Shoran’s success led to the development of Hiran (high-precision Shoran). Hiran’s pulsed signal was more focused, its amplitude more precise, and its phase measurements more accurate.
Hiran, also applied to geodesy, was used to make the first connection between Africa, Crete, and Rhodes in 1943. But its most spectacular application were the arcs of triangulation joining the North American Datum (1927) with the European Datum (1950) in the early 1950s. By knitting together continental datums, Hiran surveying might be considered to be the first practical step toward positioning on a truly global scale.
Hiran surveying was really the first intercontinental system. As you can see in this graphic, it was used to connect datums across the oceans. This had never been done before. It was especially remarkable given that this was a terrestrial system. Up until we started thinking in global terms, there was really no reason to consider that a worldwide foundation of measurement was needed.

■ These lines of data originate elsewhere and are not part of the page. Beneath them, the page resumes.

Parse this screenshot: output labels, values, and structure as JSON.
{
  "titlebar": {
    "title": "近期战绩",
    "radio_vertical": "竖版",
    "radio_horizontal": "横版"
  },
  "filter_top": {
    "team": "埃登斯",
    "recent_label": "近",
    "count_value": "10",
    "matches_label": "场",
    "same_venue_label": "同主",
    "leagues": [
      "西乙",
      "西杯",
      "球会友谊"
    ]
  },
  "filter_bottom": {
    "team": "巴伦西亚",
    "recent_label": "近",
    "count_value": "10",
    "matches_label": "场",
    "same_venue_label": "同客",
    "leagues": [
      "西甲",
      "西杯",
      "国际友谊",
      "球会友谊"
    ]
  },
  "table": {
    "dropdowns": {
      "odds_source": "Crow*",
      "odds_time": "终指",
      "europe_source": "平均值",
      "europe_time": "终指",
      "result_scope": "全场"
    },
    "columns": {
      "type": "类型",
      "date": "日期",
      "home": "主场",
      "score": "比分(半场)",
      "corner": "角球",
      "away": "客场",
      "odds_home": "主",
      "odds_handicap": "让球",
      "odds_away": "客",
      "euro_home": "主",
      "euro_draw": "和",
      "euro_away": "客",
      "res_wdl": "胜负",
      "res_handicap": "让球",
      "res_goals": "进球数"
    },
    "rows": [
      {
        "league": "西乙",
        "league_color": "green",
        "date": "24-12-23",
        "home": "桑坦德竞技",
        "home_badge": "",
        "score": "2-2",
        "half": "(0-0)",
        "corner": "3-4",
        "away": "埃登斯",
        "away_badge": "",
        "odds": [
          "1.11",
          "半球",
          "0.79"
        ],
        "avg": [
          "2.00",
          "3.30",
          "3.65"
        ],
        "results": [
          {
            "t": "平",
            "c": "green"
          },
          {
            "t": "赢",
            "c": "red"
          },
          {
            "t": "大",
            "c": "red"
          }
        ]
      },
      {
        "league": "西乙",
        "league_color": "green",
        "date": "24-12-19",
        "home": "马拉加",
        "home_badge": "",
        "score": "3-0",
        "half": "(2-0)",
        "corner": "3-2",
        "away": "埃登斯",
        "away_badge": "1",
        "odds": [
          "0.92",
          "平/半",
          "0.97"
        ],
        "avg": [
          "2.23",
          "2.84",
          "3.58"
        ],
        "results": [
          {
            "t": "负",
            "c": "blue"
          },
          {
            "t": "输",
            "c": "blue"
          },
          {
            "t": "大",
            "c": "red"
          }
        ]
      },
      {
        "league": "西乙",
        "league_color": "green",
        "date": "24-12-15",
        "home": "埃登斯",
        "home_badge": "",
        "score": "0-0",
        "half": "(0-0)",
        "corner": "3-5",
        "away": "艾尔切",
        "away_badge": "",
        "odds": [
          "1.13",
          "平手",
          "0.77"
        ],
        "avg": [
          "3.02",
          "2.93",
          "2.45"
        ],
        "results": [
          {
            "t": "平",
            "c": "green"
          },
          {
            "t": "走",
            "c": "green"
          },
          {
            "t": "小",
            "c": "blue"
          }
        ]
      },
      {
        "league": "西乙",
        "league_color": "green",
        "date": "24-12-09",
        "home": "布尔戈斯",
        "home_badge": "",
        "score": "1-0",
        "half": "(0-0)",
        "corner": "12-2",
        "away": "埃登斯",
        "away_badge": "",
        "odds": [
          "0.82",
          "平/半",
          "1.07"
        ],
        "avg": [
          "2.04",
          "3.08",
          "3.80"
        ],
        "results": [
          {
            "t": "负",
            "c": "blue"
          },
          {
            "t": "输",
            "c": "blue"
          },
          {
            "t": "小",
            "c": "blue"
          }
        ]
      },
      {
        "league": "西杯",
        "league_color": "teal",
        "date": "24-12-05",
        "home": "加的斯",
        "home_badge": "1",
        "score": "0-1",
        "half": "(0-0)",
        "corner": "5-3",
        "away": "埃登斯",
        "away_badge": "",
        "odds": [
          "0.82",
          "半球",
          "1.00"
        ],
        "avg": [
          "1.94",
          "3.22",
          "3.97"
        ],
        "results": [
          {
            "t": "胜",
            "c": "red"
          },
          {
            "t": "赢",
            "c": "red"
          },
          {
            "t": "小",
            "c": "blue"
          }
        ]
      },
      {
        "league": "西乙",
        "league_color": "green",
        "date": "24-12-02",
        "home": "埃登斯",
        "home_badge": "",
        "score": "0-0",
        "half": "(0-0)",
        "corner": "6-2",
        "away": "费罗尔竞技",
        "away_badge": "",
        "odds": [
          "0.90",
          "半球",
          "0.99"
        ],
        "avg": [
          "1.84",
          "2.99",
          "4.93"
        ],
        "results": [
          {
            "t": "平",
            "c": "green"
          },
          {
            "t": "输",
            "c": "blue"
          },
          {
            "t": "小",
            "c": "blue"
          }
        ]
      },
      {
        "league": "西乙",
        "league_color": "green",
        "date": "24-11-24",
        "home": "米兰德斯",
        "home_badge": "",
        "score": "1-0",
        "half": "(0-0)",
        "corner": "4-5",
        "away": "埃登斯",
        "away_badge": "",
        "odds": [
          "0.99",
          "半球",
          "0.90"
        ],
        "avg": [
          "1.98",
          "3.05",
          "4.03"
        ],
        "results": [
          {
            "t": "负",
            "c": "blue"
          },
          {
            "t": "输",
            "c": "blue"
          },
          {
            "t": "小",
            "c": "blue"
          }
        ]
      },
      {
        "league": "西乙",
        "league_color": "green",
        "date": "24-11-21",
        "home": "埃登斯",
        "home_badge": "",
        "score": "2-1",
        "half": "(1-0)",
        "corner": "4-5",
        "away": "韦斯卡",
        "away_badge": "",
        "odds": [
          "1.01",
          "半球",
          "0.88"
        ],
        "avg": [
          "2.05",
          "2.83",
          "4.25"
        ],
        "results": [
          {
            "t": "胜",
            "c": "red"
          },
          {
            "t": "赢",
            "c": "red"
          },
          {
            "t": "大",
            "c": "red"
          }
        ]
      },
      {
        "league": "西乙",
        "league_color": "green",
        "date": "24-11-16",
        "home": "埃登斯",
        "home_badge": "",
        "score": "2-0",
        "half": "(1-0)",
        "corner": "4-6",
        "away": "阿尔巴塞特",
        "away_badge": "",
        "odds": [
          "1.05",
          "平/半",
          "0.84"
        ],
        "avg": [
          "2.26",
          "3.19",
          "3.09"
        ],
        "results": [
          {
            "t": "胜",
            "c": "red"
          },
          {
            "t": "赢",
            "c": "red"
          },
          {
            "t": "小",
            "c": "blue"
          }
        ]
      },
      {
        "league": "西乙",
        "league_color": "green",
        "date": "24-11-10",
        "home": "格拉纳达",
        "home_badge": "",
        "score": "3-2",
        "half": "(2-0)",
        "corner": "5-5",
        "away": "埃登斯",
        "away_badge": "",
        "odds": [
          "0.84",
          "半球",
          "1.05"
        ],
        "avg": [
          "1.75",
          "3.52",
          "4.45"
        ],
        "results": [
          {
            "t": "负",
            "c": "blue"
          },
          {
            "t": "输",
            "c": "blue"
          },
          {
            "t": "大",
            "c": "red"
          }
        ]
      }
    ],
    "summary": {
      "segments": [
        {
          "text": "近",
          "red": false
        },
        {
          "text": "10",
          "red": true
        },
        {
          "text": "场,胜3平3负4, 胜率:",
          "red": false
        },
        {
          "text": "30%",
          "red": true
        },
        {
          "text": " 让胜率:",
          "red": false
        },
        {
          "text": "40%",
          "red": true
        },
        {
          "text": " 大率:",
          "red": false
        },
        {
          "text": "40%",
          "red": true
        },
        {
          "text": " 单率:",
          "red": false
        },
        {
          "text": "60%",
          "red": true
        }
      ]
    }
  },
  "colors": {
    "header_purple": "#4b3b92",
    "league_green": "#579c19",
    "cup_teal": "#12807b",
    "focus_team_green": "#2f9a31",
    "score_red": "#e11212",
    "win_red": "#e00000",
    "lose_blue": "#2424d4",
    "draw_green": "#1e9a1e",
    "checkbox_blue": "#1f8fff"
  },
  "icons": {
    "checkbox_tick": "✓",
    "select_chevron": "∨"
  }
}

Today, it is usual to think of the whole planet, and we expect measurements to be consistent around the Earth. However, before intercontinental connections were made, that idea wasn't necessary or taken seriously. So, one of the forerunners of GPS is simply the mindset of thinking in terms of a global datum.